North Island Eagles give update on the upcoming 2021-2022 season

The North Island Eagles minor rep hockey teams are getting ready for… Continue reading

Ma Murrays 2021 virtual ceremony screenshot
North Island Gazette wins big at 2021 Ma Murray Newspaper Awards

Zoe Ducklow and Bill McQuarrie both won gold at the online ceremony

Port Hardy council has agreed to cancel Canada Day celebrations in wake of the discovery of the remains of 215 children being found on the grounds of a former residential school. (North Island Gazette file photo)
Council votes to cancel Canada Day celebrations in wake of mass grave sites being found

Coun. Treena Smith made the motion for the chamber to not host Canada Day celebrations this year

People line up to get their COVID-19 vaccine at a vaccination centre, Thursday, June 10, 2021 in Montreal. THE CANADIAN PRESS/Ryan Remiorz
Vaccines, low COVID case counts increase Father’s Day hope, but risk is still there

Expert says people will have to do their own risk calculus before popping in on Papa

Greater father involvement in the home leads to improved childhood development and increased marital satisfaction, says expert. (Black Press Media file photo)
Vancouver Island researcher finds lack of father involvement a drag on gender equality
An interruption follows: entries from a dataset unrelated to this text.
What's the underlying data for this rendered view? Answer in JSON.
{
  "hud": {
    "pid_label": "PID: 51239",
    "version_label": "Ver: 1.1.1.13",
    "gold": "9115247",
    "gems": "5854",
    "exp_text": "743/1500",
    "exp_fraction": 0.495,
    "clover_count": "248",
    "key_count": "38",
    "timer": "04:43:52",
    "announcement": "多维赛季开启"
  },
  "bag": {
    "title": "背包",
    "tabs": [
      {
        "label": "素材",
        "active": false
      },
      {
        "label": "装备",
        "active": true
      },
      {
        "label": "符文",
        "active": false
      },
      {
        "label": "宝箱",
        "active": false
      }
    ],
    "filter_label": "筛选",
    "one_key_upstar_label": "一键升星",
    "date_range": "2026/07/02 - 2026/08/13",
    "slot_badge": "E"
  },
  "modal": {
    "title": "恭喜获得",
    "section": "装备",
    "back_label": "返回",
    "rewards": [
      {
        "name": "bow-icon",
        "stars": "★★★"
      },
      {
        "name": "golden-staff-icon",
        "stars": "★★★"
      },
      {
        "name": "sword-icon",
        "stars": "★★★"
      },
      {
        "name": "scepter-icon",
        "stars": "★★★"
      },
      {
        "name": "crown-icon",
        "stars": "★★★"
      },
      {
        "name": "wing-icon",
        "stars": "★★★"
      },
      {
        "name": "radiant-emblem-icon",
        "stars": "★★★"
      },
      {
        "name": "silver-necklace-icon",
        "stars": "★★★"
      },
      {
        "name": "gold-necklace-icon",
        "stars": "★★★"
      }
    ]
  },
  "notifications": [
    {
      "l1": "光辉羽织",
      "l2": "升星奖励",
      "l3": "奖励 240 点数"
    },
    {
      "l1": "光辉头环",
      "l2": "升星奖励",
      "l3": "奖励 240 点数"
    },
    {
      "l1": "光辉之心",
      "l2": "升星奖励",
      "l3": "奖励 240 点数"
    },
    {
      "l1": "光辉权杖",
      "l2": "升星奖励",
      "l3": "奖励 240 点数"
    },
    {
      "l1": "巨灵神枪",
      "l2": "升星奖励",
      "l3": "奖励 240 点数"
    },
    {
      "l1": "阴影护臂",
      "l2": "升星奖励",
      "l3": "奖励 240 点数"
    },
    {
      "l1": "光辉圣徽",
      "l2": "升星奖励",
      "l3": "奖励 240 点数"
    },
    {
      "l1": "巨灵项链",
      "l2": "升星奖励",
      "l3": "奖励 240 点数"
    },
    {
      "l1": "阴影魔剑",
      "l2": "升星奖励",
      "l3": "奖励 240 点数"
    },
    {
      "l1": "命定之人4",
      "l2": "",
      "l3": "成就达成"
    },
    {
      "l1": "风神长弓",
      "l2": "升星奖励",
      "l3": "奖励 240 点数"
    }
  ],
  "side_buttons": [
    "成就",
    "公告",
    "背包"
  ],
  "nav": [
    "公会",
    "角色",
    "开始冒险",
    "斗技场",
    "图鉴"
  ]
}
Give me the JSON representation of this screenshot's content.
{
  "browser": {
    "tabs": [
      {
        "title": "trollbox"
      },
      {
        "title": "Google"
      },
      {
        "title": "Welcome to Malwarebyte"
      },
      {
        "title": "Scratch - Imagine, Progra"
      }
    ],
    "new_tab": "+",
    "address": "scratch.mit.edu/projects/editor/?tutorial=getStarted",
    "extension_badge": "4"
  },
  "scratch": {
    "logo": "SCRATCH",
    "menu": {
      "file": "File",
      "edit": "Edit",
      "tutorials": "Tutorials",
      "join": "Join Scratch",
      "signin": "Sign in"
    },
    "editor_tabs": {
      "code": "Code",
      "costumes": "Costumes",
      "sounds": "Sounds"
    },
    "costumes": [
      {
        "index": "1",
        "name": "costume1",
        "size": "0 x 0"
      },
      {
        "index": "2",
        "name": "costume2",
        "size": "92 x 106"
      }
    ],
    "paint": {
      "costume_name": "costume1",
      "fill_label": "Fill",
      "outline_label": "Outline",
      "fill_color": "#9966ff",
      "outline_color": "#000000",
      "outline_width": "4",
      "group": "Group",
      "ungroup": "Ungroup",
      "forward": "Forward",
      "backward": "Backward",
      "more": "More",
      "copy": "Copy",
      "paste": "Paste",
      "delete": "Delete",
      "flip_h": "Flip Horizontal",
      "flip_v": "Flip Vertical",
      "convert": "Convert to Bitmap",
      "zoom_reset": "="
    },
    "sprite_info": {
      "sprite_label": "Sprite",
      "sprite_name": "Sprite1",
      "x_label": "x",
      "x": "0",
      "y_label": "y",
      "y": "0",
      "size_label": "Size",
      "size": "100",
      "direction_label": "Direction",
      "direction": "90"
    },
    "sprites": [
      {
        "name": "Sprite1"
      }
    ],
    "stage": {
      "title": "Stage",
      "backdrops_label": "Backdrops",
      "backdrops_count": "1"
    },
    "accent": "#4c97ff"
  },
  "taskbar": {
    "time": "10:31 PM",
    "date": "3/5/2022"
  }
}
Working women still taking on most child and household duties in Canada: UVic professor

FILE – A science class at L.A. Matheson Secondary in Surrey, B.C. on March 12, 2021. (Lauren Collins/Surrey Now Leader)
Teachers’ union wants more COVID transmission data as B.C. prepares for back-to-school

BCTF says that details will be important as province works on plan for September

Provincial health officer Dr. Bonnie Henry outlines B.C.’s COVID-19 restart plan, May 25, 2021, including larger gatherings and a possible easing of mandatory masks on July 1. (B.C. government photo)
B.C. records 120 new COVID-19 cases, second vaccines accelerating

Lower Pfizer deliveries for early July, Moderna shipments up

A Heffley Creek peacock caught not one - but two - lifts on a logging truck this month. (Photo submitted)
Heffley Creek-area peacock hops logging trucks in search of love

Peacock hitched two lifts in the past month

The Calgary skyline is seen on Friday, Sept. 15, 2017. THE CANADIAN PRESS/Jeff McIntosh
2 deaths from COVID-19 Delta variant in Alberta, 1 patient was fully immunized

Kerry Williamson with Alberta Health Services says the patients likely acquired the virus in the hospital

The first suspension bridge is the tallest in Canada, with a second suspension bridge just below it. The two are connected by a trail that’s just over 1 km. (Claire Palmer photo)
PHOTOS: The highest suspension bridges in Canada just opened in B.C.

The Skybridge in Golden allows visitors to take in views standing at 130 and 80 metres

BC Green Party leader and Cowichan Valley MLA Sonia Furstenau introduced a petition to the provincial legislature on Thursday calling for the end of old-growth logging in the province. (File photo)
BC Green leader Furstenau introduces old-growth logging petition

Party calls for the end of old-growth logging as protests in Fairy Creek continue

B.C. Premier John Horgan leaves his office for a news conference in the legislature rose garden, June 3, 2020. (B.C. government photo)
B.C. premier roasted for office budget, taxing COVID-19 benefits

Youth addiction law that triggered election hasn’t appeared

Most Read